I missed big sister Carmen (Alexa Vega), who remains trapped out of sight in Level 4 limbo for most of the film. She’s a competent big sister to Juni’s clumsy hero. Many of the other characters that enlivened the first two movies are back for the third, but with only bit parts. New to the franchise is Sylvester Stallone as the Toymaker and the three warring sides of his conscience, a little Greek chorus that quibbles about the right thing to do.

SK3 delivered just the right amount of heartfelt morals to make me feel good about seeing it with kids. Its reliance on the contrived digital texture left me cold, but may engage you if you love your Nintendo.

DVD Extras

SK3D comes as a two-disc set. One disc contains the 3-D version of the film (just wait for the “GLASSES ON” instruction); the other has the 2-D version.

This DVD set is chock-full of excellent special features that include an informative director’s commentary track, Rodriguez’ “Ten Minute Film School” with “How to Make Cool Home Movies,” must-sees for any aspiring digital or animated filmmaker, and “An Adventure Into The 3rd Dimension: Making of Spy Kids 3-D: Game Over.” And I didn’t even know my DVD remote had an “Angle” button until I used it to switch between storyboards, green screen shots, and the final finished sequences in one of the DVD’s extras.

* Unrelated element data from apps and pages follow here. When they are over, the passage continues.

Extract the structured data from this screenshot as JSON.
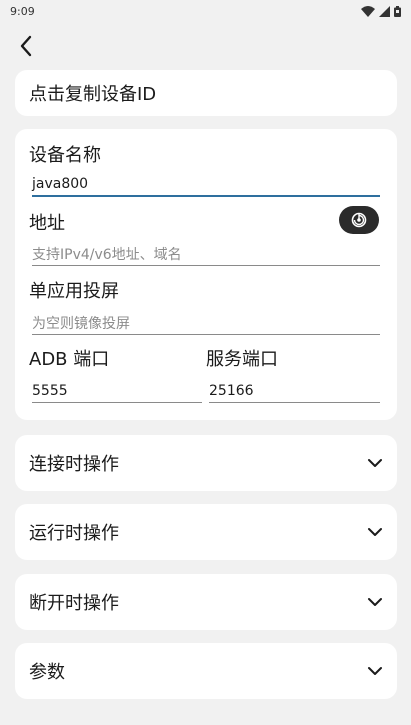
{
  "status_bar": {
    "time": "9:09"
  },
  "copy_id": {
    "label": "点击复制设备ID"
  },
  "form": {
    "device_name": {
      "label": "设备名称",
      "value": "java800"
    },
    "address": {
      "label": "地址",
      "placeholder": "支持IPv4/v6地址、域名"
    },
    "single_app": {
      "label": "单应用投屏",
      "placeholder": "为空则镜像投屏"
    },
    "adb_port": {
      "label": "ADB 端口",
      "value": "5555"
    },
    "service_port": {
      "label": "服务端口",
      "value": "25166"
    }
  },
  "sections": [
    {
      "label": "连接时操作"
    },
    {
      "label": "运行时操作"
    },
    {
      "label": "断开时操作"
    },
    {
      "label": "参数"
    }
  ],
  "icons": {
    "back": "arrow-back-icon",
    "scan": "scan-icon",
    "expand": "chevron-down-icon"
  }
}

The acting and 3-D graphics seem more impressive than they were in the theater, after learning in the special features that 90 percent of the film was made in a “green room,” where most of the large cast were not in the same room at the same time. Once again, tight timelines and budgets have forced Rodriguez to create convincing effects (about 1,400 of them, according to his commentary).

Video game-playing kids will love SK 3-D – and will be thrilled by the novelty of the virtual-reality environment of the movie, enhanced by the 3-D goggles. It’s likely that kids are already commandeering their families’ camcorders to make home movies, inspired by the multitalented Rodriguez’ simple tips and his perennial advice to “Have fun and be creative.”